Questions with Rachel;

How did you find Indigo?  And what drew you to it?  I started using Indigo when I was a student at California College of the Arts. At first, I was not really excited about it because I figured it was just a single color and it would get boring, but very quickly I became addicted to the process and the mythology surrounding Indigo as a color and as a dye, historically. It is one of the oldest dyes and so it has collected a lot of symbolic meaning as well as technical variation within the different cultures that have used it. Lately I am especially excited about Indigo as a medium that connects me to other makers throughout history. The genealogy of a color.

What is your favorite part of the process?  I love the ritual aspect of indigo as it requires daily care. Working with an Indigo vat is an intimate relationship that evolves a lot over time. I am still learning about the little cues that the dye vat is always giving me, teaching me how to care for it. It is also really magical to watch the color shift from neon yellow to cobalt blue as a piece of cloth oxidizes before your eyes!

Who do you want to wear your clothes?  The process of designing the clothing is very personal; usually a way of physically manifesting my own desire for a certain garment. I consider most of the clothing to function as talisman, carrying a symbolic meaning that brings strength or helps to visualize a specific intention for their wearer. I have personally struggled with a lot of health issues over the past year, and have been making myself a custom underwear each month as a way to mark time and depict the changes I have gone through spiritually and mentally. I would hope that my level of care and intention is recognized by whoever wants to wear the clothing; I hope it makes them feel empowered. I think that treating yourself to handmade underwear is an incredibly empowering thing to do.

What is your ideal studio situation or studio/living situation?  I feel really grateful for the space that I have been occupying (at Roy's). I love that I have easy indoor-outdoor access. I am in town but the space feels like a rural sanctuary.

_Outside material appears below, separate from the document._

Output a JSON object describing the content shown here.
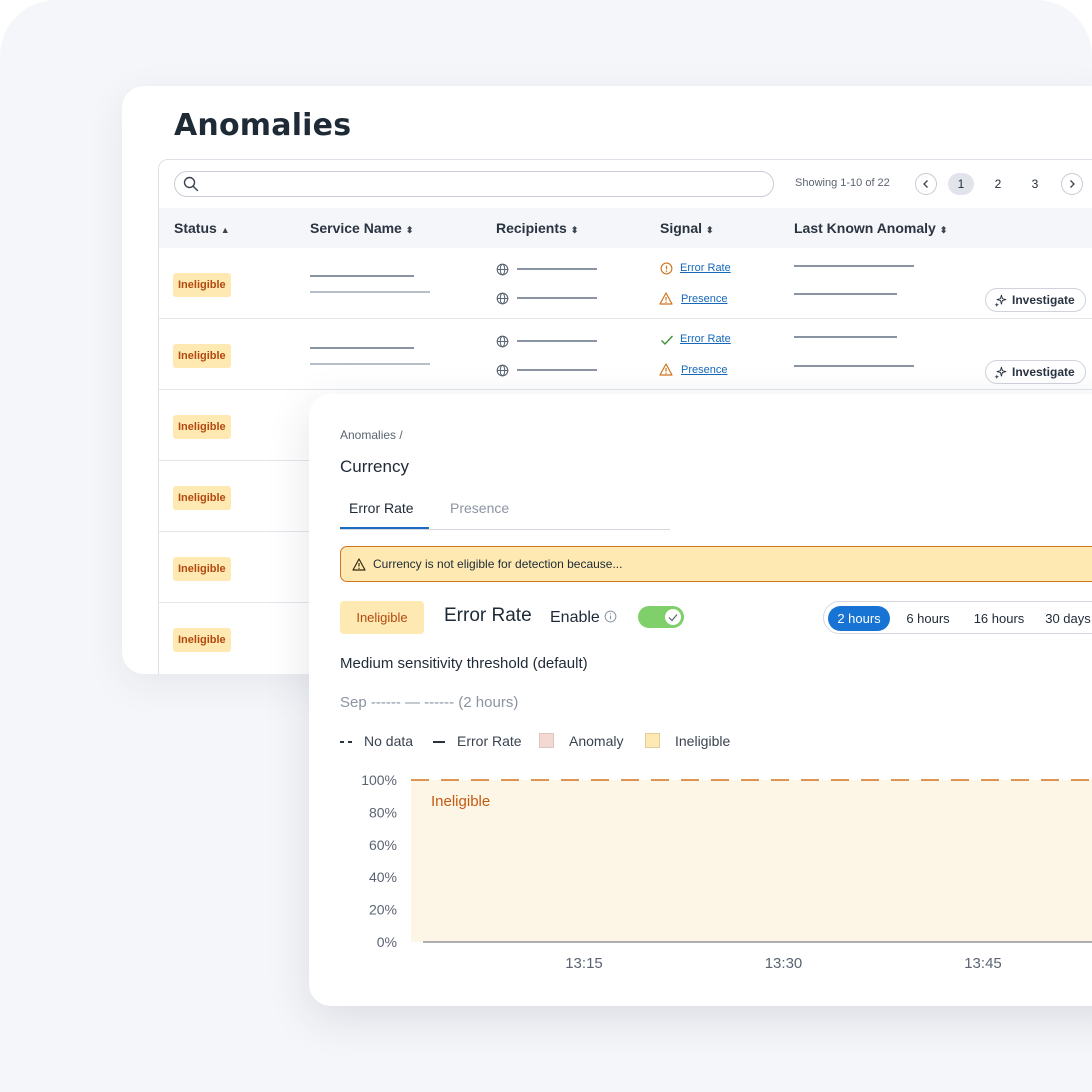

I think the most important aspect of a studio for me is access to the outdoors because I prefer to keep the indigo vat outside, and I love to do the painting outside.

You are leaving Roy's at the end of the month.  What are your plans?  For the months of September and October, I will be subletting my friend Kate Klingbeil's storefront space in Oakland, with Catherine Sieck. Catherine and I are organizing some workshops and events (including dye days!) and we will also have open hours for shoppers to come in and see our work. I am really looking forward to being able to make something and immediately place it on a rack in the storefront to display and possibly sell. Beyond that, I am hoping to wind up back in Sonoma County. Santa Rosa has felt like a cornucopia. I am really grateful for the community of friends and family in this area, and excited to be a part of it. 

See more of Roy here and more of Rachel here and here

Also, this post from when my brother, Julian was working with them creating beautiful batik.